  • 0.1.1 (latest)
  • 0.1.0
released Apr 16th 2013

Start using this module

  • r10k or Code Manager
  • Bolt
  • Manual installation
  • Direct download

Add this module to your Puppetfile:

mod 'thias-csync2', '0.1.1'
Learn more about managing modules with a Puppetfile

Add this module to your Bolt project:

bolt module add thias-csync2
Learn more about using this module with an existing project

Manually install this module globally with Puppet module tool:

puppet module install thias-csync2 --version 0.1.1

Direct download is not typically how you would use a Puppet module to manage your infrastructure, but you may want to download the module in order to inspect the code.

Download

Documentation

thias/csync2 — version 0.1.1 Apr 16th 2013

puppet-csync2

Overview

Install, enable and configure csync2. For more information, see http://oss.linbit.com/csync2/

  • csync2 : Main class to install and enable the server.
  • csync2::cfg : Simple definition to manage pre-created configuration files.
  • csync2::key : Simple definition to manage pre-created shared keys.

This module requires another module to manage the xinetd configuration. See examples below for the thias-xinetd module.

You will also need to allow all nodes to access 30865/tcp on each node.

Examples

To generate a key file that you can then deploy using puppet :

csync2 -k example.key

Typical module invocation :

class { 'csync2':
  cfg_source => 'puppet:///modules/example/csync2/csync2.cfg',
  key_source => 'puppet:///modules/example/csync2/csync2.key',
}

With the content of csync2.cfg being :

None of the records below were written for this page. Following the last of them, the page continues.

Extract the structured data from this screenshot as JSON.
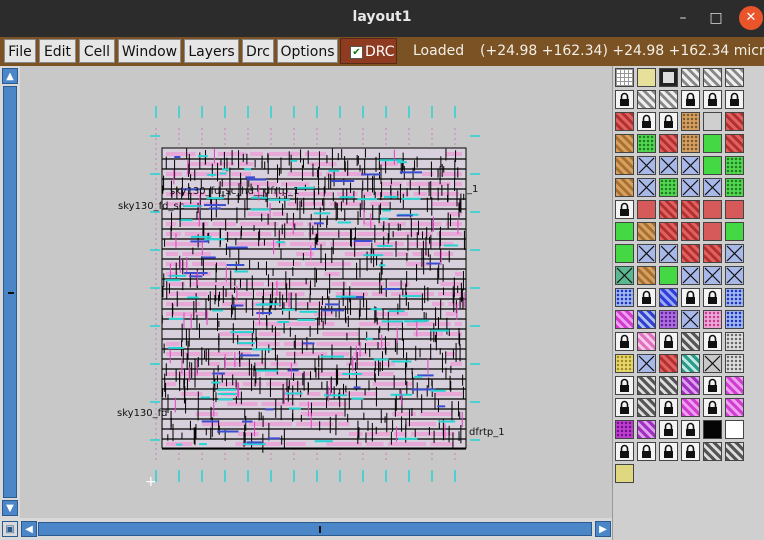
{
  "window": {
    "title": "layout1"
  },
  "titlebar": {
    "minimize": "–",
    "maximize": "□",
    "close": "✕"
  },
  "menubar": {
    "items": [
      {
        "label": "File"
      },
      {
        "label": "Edit"
      },
      {
        "label": "Cell"
      },
      {
        "label": "Window"
      },
      {
        "label": "Layers"
      },
      {
        "label": "Drc"
      },
      {
        "label": "Options"
      }
    ],
    "drc": {
      "label": "DRC",
      "checked": true
    },
    "status": "Loaded",
    "coords": "(+24.98 +162.34) +24.98 +162.34 microns"
  },
  "canvas": {
    "cell_labels": [
      "sky130_fd_sc_hd__dfrtp_1",
      "sky130_fd_sc",
      "sky130_fd",
      "dfrtp_1",
      "_1"
    ]
  },
  "scrollbars": {
    "up": "▲",
    "down": "▼",
    "left": "◀",
    "right": "▶"
  },
  "colors": {
    "titlebar": "#2c2c2c",
    "menubar": "#7a5224",
    "drc_bg": "#8e3b22",
    "scroll": "#4a86c8",
    "canvas": "#c8c8c8",
    "layout_pink": "#e8a9d8",
    "layout_cyan": "#26d3d3",
    "layout_black": "#000000",
    "layout_magenta": "#e040c0",
    "layout_blue": "#3a4ccf"
  },
  "palette": {
    "swatches": [
      "grid",
      "solid-yellow",
      "outline-box",
      "hatch-gray",
      "hatch-gray",
      "hatch-gray",
      "lock",
      "hatch-gray",
      "hatch-gray",
      "lock",
      "lock",
      "lock",
      "red-hatch",
      "lock",
      "lock",
      "tan-dots",
      "plain-gray",
      "red-hatch",
      "brown-hatch",
      "green-dots",
      "red-hatch",
      "tan-dots",
      "green-solid",
      "red-hatch",
      "brown-hatch",
      "x-box-blue",
      "x-box-blue",
      "x-box-blue",
      "green-solid",
      "green-dots",
      "brown-hatch",
      "x-box-blue",
      "green-dots",
      "x-box-blue",
      "x-box-blue",
      "green-dots",
      "lock",
      "red-solid",
      "red-hatch",
      "red-hatch",
      "red-solid",
      "red-solid",
      "green-solid",
      "brown-hatch",
      "red-hatch",
      "red-hatch",
      "red-solid",
      "green-solid",
      "green-solid",
      "x-box-blue",
      "x-box-blue",
      "red-hatch",
      "red-hatch",
      "x-box-blue",
      "x-box-green",
      "brown-hatch",
      "green-solid",
      "x-box-blue",
      "x-box-blue",
      "x-box-blue",
      "blue-dots",
      "lock",
      "blue-wave",
      "lock",
      "lock",
      "blue-dots",
      "magenta-hatch",
      "blue-hatch",
      "magenta-dots",
      "x-box-blue",
      "pink-dots",
      "blue-dots",
      "lock",
      "pink-hatch",
      "lock",
      "gray-hatch",
      "lock",
      "gray-dots",
      "yellow-dots",
      "x-box-blue",
      "red-hatch",
      "teal-hatch",
      "x-box-gray",
      "gray-dots",
      "lock",
      "gray-hatch",
      "gray-hatch",
      "purple-hatch",
      "lock",
      "magenta-hatch",
      "lock",
      "gray-hatch",
      "lock",
      "magenta-hatch",
      "lock",
      "magenta-hatch",
      "purple-dots",
      "purple-hatch",
      "lock",
      "lock",
      "black-solid",
      "plain-white",
      "lock",
      "lock",
      "lock",
      "lock",
      "gray-hatch",
      "gray-hatch",
      "yellow-solid"
    ]
  }
}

group example {
  host www01.example.com@192.168.12.1;
  host www02.example.com@192.168.12.2;
  host www03.example.com@192.168.12.3;
  key /etc/csync2/csync2.key;
  include /var/www;
}

Once all nodes have been configured by puppet, run the following on all :

csync2 -xv

From here, you should either run csync2 -x from cron, or have it triggered by some other program which watches directories for changes using inotify, such as lsyncd.

If you have more than one configuration on a node, you will want to use the csync2::cfg and csync2::key definitions to manage its files :

csync2::cfg { 'example2':
  source => 'puppet:///modules/example/csync2/csync2_example2.cfg',
}
csync2::key { 'example2':
  source => 'puppet:///modules/example/csync2/csync2_example2.key',
}

Note that in this case, all files have the csync2_ prefix automatically added, in order to make things work with the csync2 -C example2 -xv syntax.